Dear Brothers and Sisters in Christ,
Are you confident? If so, what are you confident in and why? Confidence is important, but what you’re confident in and why are also important. Confidence leads to the ability to get things done. Our God-given skills or knowledge makes us confident we can achieve things. Maybe you’ve studied hard for a test – you’re confident you’ll ace it. Maybe you’ve analyzed a problem from all the angles – you’re confident you’ll solve it. It’s good, in most cases, to be confident.
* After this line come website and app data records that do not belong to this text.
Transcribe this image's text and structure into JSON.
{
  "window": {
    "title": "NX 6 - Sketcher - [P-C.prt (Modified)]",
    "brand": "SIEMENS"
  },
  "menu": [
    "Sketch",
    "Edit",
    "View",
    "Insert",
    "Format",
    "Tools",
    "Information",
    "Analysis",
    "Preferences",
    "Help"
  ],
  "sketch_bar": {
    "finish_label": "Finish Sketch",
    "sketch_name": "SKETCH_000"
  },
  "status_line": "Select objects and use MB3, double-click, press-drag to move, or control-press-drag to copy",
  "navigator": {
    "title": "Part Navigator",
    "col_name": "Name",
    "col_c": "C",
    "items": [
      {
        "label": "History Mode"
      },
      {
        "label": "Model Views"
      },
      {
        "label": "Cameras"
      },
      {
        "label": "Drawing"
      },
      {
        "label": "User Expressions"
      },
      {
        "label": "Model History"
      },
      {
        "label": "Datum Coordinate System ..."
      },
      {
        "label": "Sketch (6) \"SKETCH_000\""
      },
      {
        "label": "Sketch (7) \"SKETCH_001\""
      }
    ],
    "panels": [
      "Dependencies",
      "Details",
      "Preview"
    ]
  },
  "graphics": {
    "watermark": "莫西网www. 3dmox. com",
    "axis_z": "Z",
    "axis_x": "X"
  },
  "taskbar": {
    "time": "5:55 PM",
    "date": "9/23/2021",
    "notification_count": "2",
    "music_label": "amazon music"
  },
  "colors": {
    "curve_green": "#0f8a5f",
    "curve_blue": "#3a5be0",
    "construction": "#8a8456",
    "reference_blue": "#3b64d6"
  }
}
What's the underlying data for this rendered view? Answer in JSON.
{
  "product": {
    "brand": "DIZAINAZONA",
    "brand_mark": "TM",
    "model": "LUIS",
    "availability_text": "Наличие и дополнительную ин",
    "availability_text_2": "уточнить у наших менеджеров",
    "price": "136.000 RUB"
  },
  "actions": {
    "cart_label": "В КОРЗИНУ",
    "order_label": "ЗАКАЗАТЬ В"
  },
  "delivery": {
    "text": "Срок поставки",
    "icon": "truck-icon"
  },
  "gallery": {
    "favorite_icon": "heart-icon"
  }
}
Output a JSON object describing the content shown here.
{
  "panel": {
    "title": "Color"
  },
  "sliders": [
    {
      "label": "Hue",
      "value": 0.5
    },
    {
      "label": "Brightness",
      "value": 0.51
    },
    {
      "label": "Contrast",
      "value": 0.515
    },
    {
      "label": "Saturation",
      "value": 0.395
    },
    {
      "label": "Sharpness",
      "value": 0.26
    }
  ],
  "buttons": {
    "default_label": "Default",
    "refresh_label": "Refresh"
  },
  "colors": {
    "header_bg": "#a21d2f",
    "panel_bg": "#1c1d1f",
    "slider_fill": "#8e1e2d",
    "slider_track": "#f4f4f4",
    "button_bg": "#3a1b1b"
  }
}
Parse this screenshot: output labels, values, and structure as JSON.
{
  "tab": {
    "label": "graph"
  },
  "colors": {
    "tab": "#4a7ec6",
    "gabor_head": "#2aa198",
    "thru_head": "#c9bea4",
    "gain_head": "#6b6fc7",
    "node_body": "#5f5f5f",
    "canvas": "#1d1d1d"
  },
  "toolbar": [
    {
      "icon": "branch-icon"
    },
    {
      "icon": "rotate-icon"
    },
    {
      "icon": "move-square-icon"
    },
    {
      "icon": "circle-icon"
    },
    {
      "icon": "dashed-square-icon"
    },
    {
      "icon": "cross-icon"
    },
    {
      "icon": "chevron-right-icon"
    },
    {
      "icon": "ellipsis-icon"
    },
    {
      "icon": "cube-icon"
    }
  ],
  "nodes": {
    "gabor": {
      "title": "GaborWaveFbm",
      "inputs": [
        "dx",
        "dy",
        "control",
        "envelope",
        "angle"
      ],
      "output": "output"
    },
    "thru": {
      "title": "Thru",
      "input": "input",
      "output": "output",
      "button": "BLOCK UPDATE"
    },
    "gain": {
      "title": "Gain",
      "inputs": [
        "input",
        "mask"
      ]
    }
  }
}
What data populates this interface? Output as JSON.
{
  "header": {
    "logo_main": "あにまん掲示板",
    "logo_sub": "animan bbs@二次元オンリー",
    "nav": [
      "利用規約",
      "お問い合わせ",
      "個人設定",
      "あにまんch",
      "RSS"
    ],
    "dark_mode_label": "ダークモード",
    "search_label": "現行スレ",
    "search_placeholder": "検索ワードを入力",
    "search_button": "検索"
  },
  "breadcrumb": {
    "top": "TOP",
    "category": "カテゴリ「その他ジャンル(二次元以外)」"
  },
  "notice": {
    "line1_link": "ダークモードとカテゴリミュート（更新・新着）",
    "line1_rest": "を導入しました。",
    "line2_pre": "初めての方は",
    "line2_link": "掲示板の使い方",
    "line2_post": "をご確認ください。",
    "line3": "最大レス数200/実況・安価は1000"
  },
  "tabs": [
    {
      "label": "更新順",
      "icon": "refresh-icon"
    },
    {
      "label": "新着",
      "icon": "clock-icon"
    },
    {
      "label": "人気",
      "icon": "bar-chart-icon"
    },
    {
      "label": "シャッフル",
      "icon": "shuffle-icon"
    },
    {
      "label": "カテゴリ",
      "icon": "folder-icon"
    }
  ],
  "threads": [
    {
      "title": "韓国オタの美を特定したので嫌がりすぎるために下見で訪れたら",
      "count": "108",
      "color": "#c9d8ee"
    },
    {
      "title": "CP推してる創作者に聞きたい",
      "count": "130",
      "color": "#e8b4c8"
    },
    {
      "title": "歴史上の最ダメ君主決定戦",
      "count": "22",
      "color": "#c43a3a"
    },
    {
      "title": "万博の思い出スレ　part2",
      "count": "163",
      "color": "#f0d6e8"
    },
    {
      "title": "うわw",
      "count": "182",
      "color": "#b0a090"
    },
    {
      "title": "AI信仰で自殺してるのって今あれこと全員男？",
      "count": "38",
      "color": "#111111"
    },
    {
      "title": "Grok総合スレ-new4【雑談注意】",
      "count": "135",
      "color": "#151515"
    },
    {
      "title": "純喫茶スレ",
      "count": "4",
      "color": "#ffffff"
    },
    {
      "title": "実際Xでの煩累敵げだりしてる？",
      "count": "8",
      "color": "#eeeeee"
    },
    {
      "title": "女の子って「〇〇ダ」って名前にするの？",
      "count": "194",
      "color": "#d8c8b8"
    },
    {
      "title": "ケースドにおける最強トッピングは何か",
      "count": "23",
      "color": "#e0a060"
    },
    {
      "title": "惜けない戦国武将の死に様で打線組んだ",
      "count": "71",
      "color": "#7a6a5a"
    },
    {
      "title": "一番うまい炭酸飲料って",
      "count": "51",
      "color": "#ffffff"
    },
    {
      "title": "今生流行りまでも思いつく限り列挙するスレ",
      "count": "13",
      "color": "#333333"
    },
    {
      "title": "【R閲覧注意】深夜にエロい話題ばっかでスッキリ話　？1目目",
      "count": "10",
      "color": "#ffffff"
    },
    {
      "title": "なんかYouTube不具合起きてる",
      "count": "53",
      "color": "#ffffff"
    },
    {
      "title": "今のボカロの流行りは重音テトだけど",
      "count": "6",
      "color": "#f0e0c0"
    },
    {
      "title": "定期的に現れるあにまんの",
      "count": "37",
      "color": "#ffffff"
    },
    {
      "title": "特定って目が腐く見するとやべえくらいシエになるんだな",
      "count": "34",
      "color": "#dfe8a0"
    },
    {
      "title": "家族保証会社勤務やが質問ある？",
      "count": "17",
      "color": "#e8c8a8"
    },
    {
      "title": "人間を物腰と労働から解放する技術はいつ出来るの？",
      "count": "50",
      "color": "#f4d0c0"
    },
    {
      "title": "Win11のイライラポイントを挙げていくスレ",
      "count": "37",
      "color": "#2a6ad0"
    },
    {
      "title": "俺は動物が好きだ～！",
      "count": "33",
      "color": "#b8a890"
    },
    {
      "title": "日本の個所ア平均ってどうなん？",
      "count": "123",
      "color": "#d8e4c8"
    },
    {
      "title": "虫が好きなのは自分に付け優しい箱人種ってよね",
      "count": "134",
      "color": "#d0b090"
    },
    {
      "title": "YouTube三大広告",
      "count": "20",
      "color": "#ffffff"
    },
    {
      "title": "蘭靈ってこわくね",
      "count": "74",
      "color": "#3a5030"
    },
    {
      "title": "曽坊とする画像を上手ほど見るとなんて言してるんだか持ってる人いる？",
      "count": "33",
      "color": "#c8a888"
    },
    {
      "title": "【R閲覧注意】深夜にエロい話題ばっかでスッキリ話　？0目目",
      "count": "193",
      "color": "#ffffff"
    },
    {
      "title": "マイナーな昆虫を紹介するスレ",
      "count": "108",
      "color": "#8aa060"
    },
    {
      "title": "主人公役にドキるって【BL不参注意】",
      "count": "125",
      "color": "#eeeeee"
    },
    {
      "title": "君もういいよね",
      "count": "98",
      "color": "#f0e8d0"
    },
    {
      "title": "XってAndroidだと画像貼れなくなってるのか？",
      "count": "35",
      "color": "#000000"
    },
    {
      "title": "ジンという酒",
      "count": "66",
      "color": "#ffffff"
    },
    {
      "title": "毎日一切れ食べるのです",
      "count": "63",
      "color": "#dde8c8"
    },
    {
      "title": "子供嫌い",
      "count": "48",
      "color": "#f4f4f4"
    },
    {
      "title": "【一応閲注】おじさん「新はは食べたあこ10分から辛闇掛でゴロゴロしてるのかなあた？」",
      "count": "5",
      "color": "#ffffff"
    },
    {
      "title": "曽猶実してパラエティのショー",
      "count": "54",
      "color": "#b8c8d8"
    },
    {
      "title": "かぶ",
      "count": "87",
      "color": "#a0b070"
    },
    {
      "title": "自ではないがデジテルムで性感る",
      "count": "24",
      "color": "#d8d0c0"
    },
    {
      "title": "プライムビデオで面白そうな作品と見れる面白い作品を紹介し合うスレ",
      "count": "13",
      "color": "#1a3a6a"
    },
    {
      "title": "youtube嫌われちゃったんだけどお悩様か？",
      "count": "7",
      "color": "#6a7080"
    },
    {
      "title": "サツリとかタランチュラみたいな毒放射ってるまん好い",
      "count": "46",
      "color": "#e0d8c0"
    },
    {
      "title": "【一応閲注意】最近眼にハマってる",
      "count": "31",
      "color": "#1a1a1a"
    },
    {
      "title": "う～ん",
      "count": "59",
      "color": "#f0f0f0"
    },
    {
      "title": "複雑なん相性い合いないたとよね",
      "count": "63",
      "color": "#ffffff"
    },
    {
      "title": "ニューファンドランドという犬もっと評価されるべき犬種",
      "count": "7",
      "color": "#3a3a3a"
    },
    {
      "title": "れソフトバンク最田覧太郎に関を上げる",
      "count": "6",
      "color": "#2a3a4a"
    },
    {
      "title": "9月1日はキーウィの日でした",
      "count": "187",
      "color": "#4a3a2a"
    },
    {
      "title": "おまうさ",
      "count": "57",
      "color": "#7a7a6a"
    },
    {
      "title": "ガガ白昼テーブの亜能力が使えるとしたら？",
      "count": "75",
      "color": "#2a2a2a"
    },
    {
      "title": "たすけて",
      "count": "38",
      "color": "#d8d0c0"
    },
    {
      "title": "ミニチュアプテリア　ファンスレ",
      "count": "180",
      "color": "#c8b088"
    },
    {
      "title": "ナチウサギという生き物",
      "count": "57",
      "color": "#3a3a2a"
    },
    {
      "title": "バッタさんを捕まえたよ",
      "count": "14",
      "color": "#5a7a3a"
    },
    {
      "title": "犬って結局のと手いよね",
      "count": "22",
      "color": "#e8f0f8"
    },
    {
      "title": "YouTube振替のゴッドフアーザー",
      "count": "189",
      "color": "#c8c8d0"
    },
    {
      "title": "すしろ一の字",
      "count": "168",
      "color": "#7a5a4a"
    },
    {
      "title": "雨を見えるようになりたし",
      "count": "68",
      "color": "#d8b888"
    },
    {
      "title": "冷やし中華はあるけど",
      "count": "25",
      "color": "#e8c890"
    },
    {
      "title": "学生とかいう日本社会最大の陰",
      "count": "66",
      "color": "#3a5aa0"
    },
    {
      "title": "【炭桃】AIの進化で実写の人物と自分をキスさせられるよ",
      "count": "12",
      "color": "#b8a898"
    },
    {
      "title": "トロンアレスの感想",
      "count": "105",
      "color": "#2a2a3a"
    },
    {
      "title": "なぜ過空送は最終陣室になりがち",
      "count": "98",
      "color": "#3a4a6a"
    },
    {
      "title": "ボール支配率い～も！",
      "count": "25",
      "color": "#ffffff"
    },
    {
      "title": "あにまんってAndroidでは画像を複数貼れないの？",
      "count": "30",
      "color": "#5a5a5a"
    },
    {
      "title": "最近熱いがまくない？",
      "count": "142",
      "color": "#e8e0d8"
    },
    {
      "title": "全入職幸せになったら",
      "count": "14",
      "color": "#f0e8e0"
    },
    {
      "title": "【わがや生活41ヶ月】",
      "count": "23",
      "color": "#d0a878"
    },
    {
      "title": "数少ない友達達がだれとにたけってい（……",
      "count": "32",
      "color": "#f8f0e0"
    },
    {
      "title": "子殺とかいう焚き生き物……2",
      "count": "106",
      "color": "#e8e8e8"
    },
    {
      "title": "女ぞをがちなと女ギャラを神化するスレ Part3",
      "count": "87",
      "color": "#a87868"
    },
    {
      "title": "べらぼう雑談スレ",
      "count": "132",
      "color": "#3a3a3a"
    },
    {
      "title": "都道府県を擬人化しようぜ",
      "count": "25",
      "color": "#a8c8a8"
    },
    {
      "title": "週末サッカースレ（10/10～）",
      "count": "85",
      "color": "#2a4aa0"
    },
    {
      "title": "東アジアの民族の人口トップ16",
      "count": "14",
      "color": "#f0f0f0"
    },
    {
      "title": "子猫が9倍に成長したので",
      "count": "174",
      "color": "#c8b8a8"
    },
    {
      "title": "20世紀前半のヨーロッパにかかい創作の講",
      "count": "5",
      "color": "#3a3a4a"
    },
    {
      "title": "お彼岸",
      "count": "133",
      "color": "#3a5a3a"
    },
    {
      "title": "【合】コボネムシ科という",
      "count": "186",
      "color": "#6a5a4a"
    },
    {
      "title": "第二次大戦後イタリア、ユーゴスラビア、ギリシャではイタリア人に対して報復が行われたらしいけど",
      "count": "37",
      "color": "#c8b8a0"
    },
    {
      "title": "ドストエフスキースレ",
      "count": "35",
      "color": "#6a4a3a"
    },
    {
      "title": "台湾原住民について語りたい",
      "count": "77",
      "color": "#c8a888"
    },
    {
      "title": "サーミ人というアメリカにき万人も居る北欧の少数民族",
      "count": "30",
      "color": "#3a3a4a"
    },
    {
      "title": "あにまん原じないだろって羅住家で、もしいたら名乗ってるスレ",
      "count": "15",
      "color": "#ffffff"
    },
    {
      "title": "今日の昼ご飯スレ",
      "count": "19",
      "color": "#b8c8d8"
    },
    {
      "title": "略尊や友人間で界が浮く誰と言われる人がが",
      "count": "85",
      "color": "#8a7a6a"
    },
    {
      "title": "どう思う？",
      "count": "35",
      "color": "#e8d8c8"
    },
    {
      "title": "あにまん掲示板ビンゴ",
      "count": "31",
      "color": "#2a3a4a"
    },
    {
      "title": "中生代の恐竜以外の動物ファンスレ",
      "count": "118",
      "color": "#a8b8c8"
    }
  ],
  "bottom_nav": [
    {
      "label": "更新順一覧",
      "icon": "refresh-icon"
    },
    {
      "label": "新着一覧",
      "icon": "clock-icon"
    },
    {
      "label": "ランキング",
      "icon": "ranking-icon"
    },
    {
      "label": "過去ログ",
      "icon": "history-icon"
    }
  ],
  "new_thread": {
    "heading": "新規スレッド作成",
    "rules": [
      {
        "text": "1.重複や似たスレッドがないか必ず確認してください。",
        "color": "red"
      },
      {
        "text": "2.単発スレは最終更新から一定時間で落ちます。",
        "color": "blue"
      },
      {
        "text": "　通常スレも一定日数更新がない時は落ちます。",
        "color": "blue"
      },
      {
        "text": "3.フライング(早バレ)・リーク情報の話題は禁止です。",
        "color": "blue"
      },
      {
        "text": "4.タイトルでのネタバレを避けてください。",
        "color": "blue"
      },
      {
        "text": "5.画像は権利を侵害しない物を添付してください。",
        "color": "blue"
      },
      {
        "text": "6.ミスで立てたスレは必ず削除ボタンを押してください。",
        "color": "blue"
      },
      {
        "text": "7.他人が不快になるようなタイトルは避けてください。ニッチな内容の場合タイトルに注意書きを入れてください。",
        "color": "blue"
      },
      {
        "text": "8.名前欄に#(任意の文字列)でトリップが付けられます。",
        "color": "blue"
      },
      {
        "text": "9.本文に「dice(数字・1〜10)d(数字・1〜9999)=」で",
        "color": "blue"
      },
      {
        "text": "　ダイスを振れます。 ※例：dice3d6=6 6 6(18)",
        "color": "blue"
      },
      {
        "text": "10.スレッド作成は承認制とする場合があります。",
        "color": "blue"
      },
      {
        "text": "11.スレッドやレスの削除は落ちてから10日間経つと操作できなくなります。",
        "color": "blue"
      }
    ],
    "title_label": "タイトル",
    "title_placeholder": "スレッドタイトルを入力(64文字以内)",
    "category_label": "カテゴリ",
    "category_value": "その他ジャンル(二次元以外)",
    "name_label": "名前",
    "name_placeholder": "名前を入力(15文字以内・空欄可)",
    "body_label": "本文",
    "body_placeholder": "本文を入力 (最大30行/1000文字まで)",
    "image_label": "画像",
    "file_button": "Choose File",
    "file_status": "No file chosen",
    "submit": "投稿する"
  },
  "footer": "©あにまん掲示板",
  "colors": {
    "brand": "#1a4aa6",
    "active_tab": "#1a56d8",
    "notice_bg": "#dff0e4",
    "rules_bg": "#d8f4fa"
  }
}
St. Paul was confident too. And for a long time, he thought his confidence in himself was a good thing. He was confident he was on the right side of God because of who he was and things he’d done – being born into the right family; followed the law; had the right jobs; and worked hard at doing what he thought was right (Philippians 3:4-6). And to his friends and co-workers, Paul probably looked to be in good shape. Unfortunately, his confidence was misplaced. Meeting Jesus, Paul realized he was wrong. While his abilities were, in fact, excellent gifts from God, they weren’t things that could save him from death or gain him eternal life. While God could use Paul’s many gifts to help others come to faith in Christ, as Paul now had, they couldn’t save him from his sins. Paul gave up his confidence in himself and placed all of it in Jesus. It is only through confident faith in Jesus, the power of His resurrection that Paul or anyone of us can have the gift of forgiveness and eternal life with God (Philippians 3:9-11).
God has indeed given all of us gifts – whether we’re good with our hands, minds, voices, or artistic abilities. Whether we’re patient, compassionate, or helpful. Our confidence in these can’t save us from sin, death, and the devil. But, placing our confidence in Christ alone, we use these gifts in faith to serve God in response to His love for us so all may come to faith in God and His promises.
In Christ’s Love,